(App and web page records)
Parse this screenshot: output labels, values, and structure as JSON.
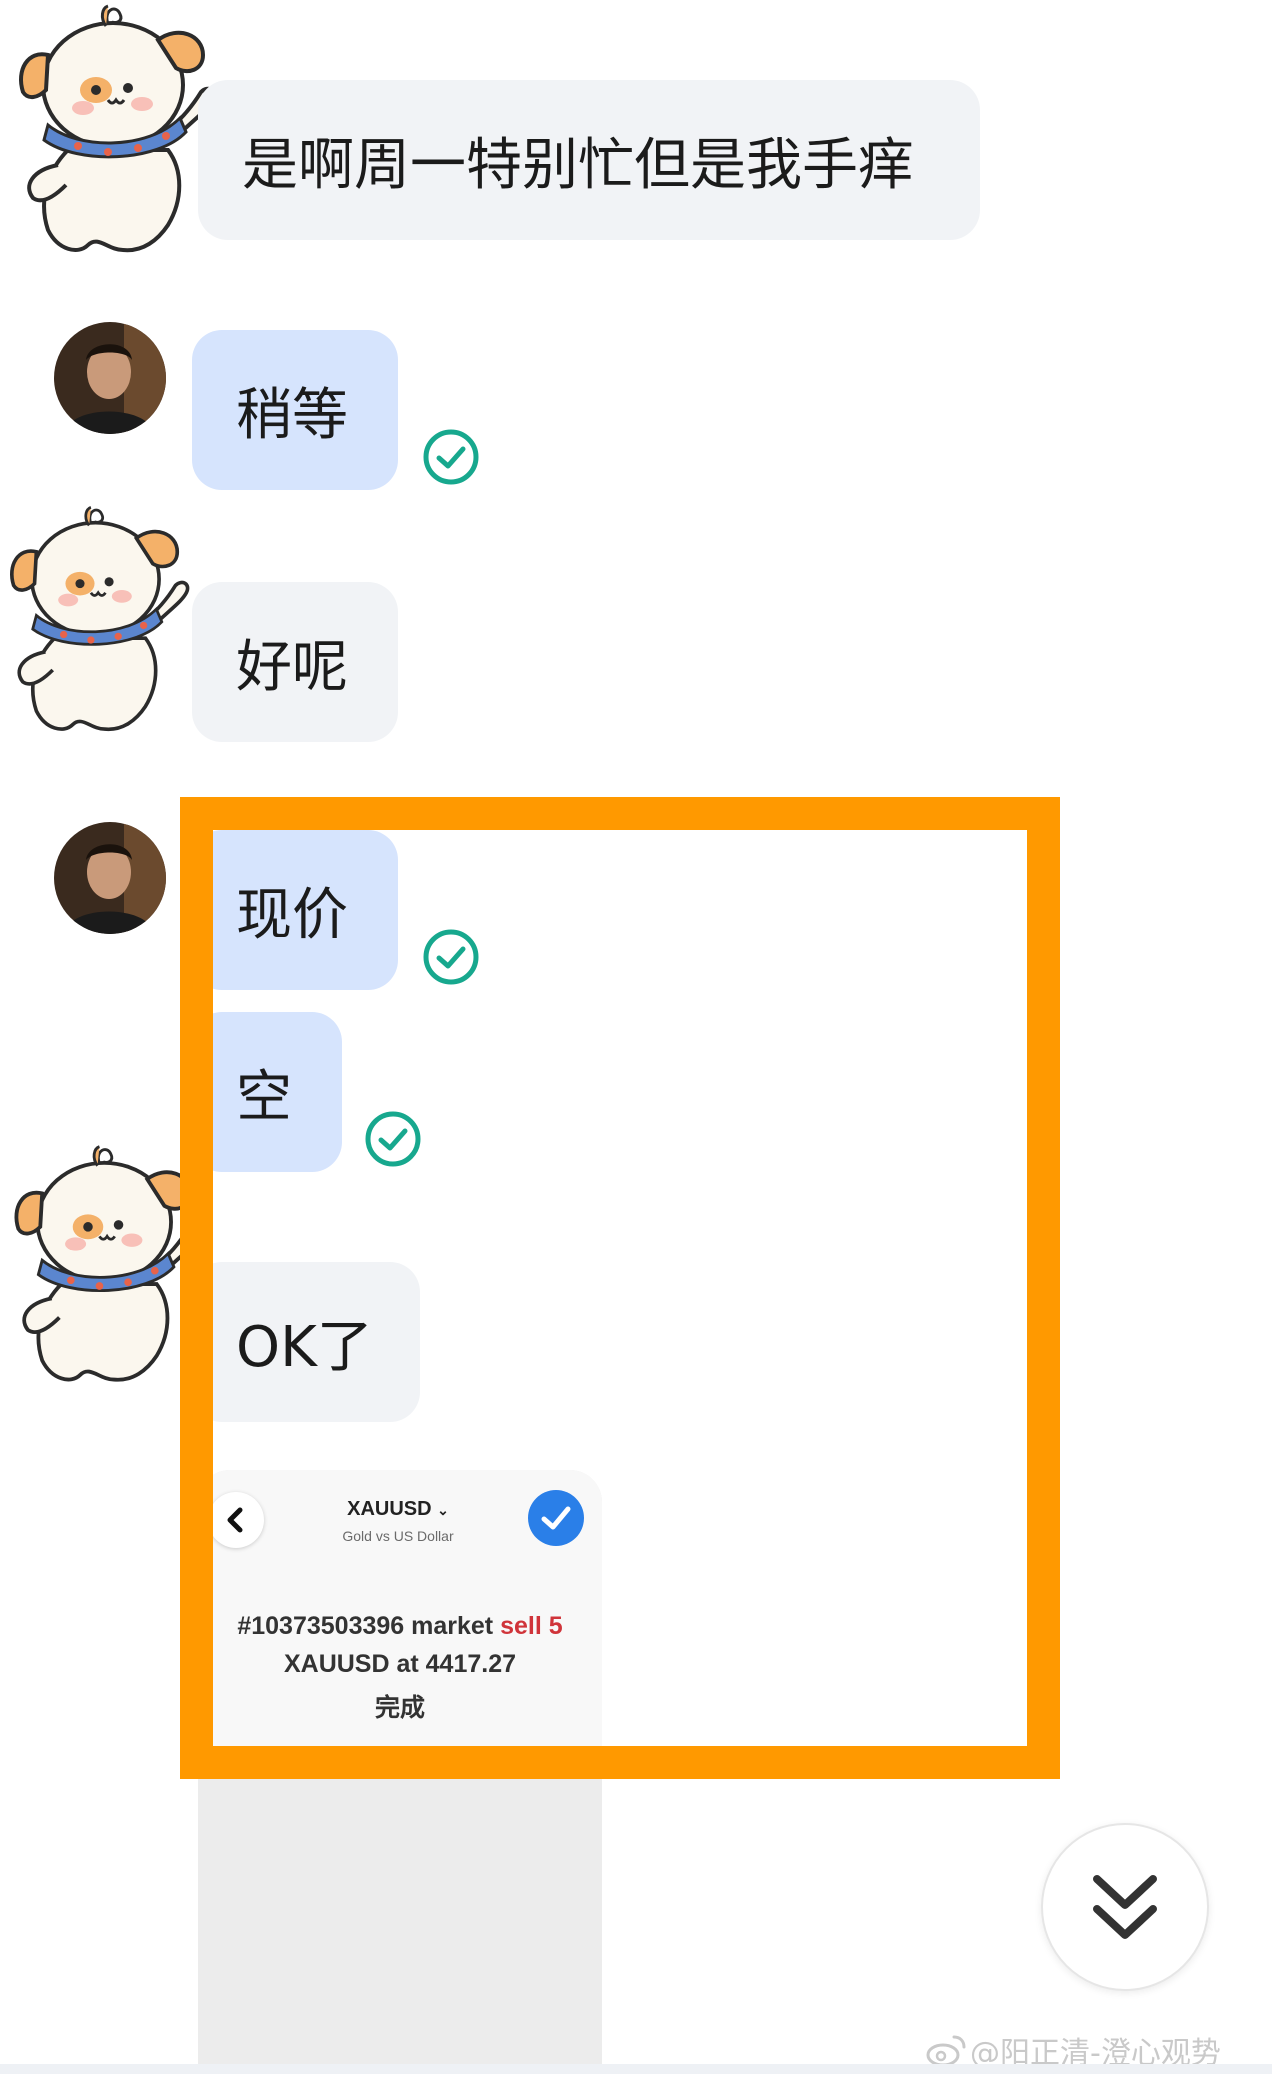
{
  "messages": [
    {
      "sender": "other",
      "text": "是啊周一特别忙但是我手痒"
    },
    {
      "sender": "me",
      "text": "稍等",
      "status": "sent-check-icon"
    },
    {
      "sender": "other",
      "text": "好呢"
    },
    {
      "sender": "me",
      "text": "现价",
      "status": "sent-check-icon"
    },
    {
      "sender": "me",
      "text": "空",
      "status": "sent-check-icon"
    },
    {
      "sender": "other",
      "text": "OK了"
    }
  ],
  "screenshot": {
    "title": "XAUUSD",
    "subtitle": "Gold vs US Dollar",
    "line1_a": "#10373503396 market",
    "line1_b": "sell 5",
    "line2": "XAUUSD at 4417.27",
    "line3": "完成"
  },
  "watermark": "@阳正清-澄心观势",
  "colors": {
    "highlight": "#ff9900",
    "my_bubble": "#d6e4fd",
    "other_bubble": "#f1f3f6",
    "check": "#17a88e"
  }
}
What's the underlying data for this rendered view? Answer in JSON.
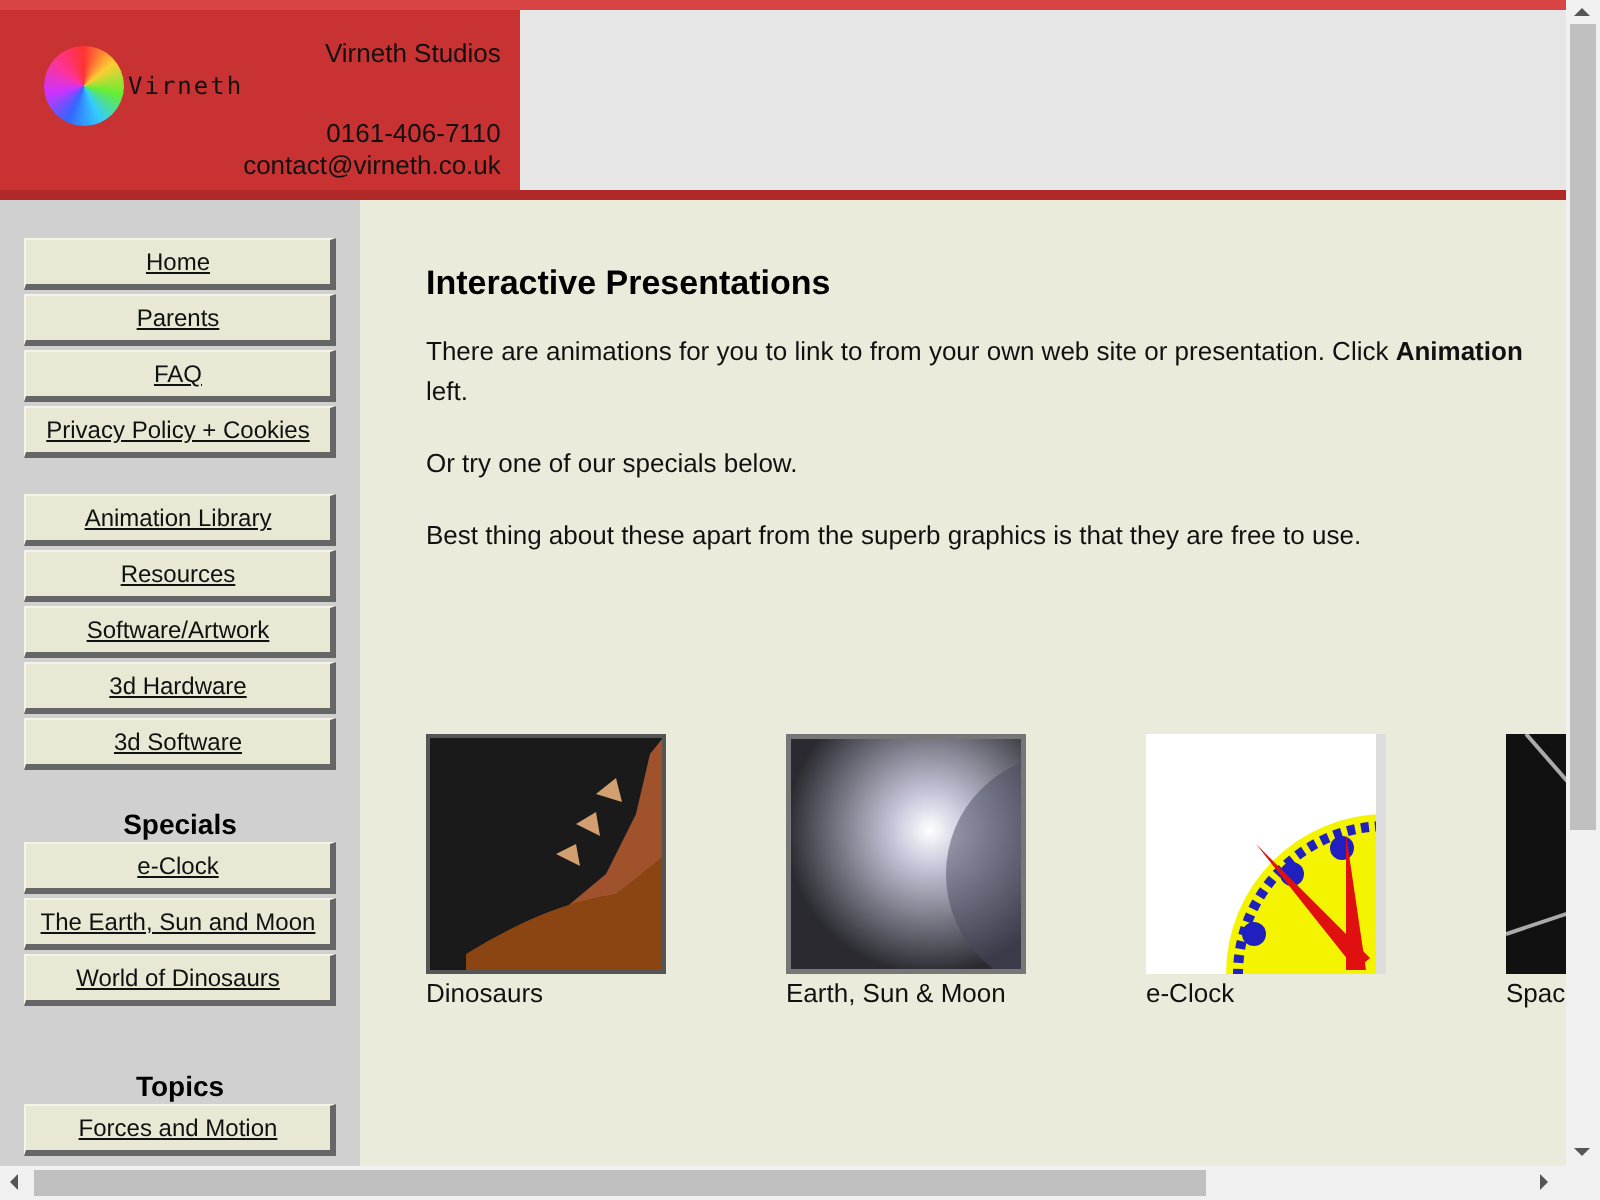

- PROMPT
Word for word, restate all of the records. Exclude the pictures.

- RESPONSE FOR THIS EXERCISE
Parse this screenshot: output labels, values, and structure as JSON.
{
  "messages": [
    {
      "sender": "other",
      "text": "是啊周一特别忙但是我手痒"
    },
    {
      "sender": "me",
      "text": "稍等",
      "status": "sent-check-icon"
    },
    {
      "sender": "other",
      "text": "好呢"
    },
    {
      "sender": "me",
      "text": "现价",
      "status": "sent-check-icon"
    },
    {
      "sender": "me",
      "text": "空",
      "status": "sent-check-icon"
    },
    {
      "sender": "other",
      "text": "OK了"
    }
  ],
  "screenshot": {
    "title": "XAUUSD",
    "subtitle": "Gold vs US Dollar",
    "line1_a": "#10373503396 market",
    "line1_b": "sell 5",
    "line2": "XAUUSD at 4417.27",
    "line3": "完成"
  },
  "watermark": "@阳正清-澄心观势",
  "colors": {
    "highlight": "#ff9900",
    "my_bubble": "#d6e4fd",
    "other_bubble": "#f1f3f6",
    "check": "#17a88e"
  }
}
What's the underlying data for this rendered view? Answer in JSON.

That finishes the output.